### Problem description
All lines ahead of the one containing "Parse this screenshot: output" are to be left out; that line and each one after it, through the end of the records below, are to be duplicated exactly.

Data items
———

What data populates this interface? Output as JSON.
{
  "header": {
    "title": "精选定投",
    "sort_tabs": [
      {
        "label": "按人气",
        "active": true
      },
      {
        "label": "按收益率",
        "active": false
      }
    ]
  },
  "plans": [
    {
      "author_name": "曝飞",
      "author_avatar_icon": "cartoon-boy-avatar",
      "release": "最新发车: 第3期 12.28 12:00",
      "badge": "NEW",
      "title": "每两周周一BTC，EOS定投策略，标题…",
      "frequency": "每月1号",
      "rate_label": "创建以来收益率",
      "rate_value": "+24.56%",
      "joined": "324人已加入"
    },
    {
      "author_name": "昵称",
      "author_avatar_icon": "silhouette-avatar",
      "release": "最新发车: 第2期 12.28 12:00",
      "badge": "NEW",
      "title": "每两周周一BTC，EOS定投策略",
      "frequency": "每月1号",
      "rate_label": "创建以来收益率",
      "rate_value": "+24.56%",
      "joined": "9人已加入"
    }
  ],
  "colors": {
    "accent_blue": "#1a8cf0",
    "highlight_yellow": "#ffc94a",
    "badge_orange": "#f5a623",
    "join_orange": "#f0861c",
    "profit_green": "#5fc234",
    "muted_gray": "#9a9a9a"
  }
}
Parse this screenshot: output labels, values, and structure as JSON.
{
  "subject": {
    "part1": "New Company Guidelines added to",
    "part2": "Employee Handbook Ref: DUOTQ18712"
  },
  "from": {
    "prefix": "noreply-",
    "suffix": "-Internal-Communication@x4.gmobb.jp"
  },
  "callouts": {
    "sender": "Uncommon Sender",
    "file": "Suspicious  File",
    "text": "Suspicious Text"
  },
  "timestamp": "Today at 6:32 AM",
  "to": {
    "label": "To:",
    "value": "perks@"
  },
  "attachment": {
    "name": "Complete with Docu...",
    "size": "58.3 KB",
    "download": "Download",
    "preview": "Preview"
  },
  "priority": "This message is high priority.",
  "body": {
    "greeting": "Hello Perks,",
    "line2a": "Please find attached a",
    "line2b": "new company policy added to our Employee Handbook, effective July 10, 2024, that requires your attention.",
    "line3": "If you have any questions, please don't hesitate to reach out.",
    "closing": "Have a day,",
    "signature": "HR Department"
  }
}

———

### Solution below
Parse this screenshot: output labels, values, and structure as JSON.
{
  "subject": {
    "part1": "New Company Guidelines added to",
    "part2": "Employee Handbook Ref: DUOTQ18712"
  },
  "from": {
    "prefix": "noreply-",
    "suffix": "-Internal-Communication@x4.gmobb.jp"
  },
  "callouts": {
    "sender": "Uncommon Sender",
    "file": "Suspicious  File",
    "text": "Suspicious Text"
  },
  "timestamp": "Today at 6:32 AM",
  "to": {
    "label": "To:",
    "value": "perks@"
  },
  "attachment": {
    "name": "Complete with Docu...",
    "size": "58.3 KB",
    "download": "Download",
    "preview": "Preview"
  },
  "priority": "This message is high priority.",
  "body": {
    "greeting": "Hello Perks,",
    "line2a": "Please find attached a",
    "line2b": "new company policy added to our Employee Handbook, effective July 10, 2024, that requires your attention.",
    "line3": "If you have any questions, please don't hesitate to reach out.",
    "closing": "Have a day,",
    "signature": "HR Department"
  }
}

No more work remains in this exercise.